** Opening MATERIAL SUPPLIED block **
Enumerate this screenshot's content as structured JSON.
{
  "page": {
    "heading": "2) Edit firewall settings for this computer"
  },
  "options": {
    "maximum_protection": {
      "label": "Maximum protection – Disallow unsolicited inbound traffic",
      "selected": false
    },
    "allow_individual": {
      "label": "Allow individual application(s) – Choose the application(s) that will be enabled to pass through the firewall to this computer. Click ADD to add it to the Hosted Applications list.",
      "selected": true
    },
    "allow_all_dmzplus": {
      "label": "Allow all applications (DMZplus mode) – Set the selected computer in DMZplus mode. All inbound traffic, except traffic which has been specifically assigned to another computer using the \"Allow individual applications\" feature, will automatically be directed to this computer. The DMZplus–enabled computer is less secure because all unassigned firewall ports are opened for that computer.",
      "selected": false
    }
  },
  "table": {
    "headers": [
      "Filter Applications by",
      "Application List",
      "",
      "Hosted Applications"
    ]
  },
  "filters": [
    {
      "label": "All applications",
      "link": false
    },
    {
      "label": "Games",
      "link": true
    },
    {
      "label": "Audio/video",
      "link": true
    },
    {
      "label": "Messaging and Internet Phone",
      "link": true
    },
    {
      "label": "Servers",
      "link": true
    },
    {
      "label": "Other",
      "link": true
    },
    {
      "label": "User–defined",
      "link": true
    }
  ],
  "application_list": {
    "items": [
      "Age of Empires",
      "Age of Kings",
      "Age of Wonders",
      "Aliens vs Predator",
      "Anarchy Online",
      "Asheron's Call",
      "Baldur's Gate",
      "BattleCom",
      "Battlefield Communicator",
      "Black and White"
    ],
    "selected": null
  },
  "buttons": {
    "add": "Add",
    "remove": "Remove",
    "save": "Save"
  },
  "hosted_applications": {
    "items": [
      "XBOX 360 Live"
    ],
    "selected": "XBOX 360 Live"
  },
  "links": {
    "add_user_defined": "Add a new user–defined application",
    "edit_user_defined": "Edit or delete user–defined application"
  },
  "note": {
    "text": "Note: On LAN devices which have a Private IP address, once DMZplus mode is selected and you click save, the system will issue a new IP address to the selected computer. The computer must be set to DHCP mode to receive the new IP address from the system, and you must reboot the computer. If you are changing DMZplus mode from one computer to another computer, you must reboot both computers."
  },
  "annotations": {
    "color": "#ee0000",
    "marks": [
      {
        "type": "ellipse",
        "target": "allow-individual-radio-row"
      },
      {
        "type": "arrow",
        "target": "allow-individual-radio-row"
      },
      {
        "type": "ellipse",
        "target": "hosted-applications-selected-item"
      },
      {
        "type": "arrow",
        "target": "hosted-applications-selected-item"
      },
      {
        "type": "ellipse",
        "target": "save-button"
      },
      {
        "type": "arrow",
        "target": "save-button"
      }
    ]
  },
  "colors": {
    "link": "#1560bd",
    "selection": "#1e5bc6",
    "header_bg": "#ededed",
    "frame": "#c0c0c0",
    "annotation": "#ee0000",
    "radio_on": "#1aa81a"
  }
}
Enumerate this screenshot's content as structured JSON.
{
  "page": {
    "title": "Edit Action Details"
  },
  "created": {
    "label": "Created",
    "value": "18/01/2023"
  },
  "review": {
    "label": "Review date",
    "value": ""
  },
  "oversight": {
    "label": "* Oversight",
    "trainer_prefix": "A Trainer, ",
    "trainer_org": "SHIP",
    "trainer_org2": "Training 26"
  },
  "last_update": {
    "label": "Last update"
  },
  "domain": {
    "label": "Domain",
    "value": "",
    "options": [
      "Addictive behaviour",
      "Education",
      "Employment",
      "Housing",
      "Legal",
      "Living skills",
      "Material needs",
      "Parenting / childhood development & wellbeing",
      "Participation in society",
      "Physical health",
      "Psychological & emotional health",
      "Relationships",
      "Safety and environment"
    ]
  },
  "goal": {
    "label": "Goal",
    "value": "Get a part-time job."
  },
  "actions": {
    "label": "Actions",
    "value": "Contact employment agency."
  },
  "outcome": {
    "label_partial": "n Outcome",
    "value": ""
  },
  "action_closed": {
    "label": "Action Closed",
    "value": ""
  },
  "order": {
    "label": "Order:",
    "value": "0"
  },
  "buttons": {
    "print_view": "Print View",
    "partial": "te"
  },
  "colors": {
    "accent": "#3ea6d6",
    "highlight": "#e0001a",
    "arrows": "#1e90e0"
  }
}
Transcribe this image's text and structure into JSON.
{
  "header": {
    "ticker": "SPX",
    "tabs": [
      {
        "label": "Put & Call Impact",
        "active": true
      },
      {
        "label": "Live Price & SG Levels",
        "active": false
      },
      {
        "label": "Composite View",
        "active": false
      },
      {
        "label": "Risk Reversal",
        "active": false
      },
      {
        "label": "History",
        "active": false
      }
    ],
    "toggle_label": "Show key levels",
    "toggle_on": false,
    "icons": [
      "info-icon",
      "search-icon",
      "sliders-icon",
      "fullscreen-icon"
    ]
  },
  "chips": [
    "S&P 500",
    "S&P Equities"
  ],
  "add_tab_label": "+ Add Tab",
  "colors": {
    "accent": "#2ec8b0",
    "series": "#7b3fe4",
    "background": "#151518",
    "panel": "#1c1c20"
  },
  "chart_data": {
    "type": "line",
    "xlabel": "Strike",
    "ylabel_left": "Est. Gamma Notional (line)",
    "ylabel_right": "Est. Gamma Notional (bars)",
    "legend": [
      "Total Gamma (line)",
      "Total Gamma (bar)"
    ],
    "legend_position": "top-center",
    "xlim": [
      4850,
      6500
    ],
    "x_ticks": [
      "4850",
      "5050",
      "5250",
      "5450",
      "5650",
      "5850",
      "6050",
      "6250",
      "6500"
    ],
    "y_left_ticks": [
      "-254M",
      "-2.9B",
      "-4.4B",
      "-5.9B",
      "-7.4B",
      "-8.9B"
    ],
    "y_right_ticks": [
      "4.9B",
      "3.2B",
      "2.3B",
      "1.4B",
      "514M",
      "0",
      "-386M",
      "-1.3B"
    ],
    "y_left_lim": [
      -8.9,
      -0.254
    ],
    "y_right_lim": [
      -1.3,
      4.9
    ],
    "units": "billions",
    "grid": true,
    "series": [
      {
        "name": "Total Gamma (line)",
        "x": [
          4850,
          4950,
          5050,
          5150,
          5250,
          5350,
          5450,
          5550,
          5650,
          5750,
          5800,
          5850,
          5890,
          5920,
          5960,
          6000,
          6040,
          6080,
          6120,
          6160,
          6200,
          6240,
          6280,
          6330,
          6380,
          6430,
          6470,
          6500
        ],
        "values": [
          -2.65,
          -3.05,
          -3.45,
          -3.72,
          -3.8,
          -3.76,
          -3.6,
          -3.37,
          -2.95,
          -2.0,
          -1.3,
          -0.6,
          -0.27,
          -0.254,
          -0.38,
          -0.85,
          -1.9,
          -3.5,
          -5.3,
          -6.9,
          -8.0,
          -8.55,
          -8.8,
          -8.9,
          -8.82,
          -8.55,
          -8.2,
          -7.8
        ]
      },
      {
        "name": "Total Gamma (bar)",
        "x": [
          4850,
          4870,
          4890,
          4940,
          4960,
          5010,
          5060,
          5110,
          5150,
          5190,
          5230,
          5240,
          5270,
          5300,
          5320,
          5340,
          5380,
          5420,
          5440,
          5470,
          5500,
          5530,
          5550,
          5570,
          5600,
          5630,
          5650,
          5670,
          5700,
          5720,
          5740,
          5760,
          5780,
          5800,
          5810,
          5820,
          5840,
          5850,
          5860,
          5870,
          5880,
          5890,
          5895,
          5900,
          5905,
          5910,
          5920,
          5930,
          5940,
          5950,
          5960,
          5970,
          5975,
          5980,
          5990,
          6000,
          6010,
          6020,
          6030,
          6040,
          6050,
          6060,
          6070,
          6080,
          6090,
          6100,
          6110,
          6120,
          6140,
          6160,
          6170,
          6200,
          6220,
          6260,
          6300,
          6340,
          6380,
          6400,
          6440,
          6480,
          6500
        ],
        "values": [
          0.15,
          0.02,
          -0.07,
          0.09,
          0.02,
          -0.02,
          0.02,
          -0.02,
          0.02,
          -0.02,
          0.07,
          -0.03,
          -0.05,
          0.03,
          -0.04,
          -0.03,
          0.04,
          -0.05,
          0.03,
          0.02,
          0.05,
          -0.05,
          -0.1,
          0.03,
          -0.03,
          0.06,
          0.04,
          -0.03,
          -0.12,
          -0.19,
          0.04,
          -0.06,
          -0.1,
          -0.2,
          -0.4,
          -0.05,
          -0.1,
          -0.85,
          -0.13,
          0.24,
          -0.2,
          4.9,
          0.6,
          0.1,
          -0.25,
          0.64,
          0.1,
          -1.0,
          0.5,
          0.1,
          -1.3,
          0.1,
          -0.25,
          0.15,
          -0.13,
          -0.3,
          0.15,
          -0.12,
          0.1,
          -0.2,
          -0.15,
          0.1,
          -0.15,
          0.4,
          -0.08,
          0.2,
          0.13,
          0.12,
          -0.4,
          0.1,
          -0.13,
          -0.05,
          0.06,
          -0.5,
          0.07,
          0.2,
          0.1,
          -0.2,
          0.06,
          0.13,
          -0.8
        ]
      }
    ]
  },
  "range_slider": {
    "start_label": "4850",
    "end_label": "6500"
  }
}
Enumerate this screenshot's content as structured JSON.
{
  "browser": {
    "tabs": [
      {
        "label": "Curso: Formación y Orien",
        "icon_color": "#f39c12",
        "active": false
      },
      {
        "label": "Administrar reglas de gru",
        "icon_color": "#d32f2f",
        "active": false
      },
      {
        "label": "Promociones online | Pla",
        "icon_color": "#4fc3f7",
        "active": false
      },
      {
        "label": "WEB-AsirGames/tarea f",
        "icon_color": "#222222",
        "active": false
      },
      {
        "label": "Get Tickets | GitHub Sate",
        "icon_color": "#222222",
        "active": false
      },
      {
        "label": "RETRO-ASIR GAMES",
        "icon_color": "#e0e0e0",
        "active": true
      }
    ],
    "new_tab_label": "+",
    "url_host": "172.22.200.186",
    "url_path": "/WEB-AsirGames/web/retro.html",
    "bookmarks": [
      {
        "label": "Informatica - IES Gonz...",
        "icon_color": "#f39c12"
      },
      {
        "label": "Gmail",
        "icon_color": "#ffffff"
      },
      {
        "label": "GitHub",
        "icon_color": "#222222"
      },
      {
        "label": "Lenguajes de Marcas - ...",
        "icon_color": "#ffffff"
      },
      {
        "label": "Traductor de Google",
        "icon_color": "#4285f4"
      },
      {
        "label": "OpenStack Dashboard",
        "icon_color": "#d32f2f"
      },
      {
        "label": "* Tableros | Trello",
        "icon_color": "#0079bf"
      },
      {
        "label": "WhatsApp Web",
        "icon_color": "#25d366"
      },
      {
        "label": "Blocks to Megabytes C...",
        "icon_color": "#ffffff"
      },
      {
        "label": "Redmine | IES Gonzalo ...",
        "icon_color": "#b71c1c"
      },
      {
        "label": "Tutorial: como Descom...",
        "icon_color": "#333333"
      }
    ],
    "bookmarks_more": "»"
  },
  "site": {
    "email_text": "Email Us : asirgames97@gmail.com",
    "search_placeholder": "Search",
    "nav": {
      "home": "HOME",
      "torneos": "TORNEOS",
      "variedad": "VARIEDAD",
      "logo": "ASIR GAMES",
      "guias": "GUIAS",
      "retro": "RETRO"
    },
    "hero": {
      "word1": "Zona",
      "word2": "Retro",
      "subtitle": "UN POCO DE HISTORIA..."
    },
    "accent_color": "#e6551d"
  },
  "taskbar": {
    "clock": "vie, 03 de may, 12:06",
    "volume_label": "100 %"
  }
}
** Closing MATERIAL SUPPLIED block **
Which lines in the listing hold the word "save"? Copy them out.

- RESPONSE
    "save": "Save"
    "text": "Note: On LAN devices which have a Private IP address, once DMZplus mode is selected and you click save, the system will issue a new IP address to the selected computer. The computer must be set to DHCP mode to receive the new IP address from the system, and you must reboot the computer. If you are changing DMZplus mode from one computer to another computer, you must reboot both computers."
        "target": "save-button"
        "target": "save-button"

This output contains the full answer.